Your objective: Go through the data below line by line. Give only the number of lines that contain "label".

Listed entries:
________________________________________
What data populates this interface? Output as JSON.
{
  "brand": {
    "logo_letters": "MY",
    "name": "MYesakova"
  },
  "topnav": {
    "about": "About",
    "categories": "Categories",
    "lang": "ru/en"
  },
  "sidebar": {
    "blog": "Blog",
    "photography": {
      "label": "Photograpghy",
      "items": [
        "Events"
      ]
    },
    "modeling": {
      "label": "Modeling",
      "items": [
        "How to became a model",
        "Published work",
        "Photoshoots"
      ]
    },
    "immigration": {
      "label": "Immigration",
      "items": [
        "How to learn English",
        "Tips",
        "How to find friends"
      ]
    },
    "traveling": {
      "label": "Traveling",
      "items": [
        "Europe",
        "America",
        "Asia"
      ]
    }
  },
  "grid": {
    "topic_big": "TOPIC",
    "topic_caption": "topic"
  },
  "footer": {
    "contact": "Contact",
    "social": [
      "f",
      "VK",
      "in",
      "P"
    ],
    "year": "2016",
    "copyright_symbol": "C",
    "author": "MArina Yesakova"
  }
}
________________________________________
Written response: 4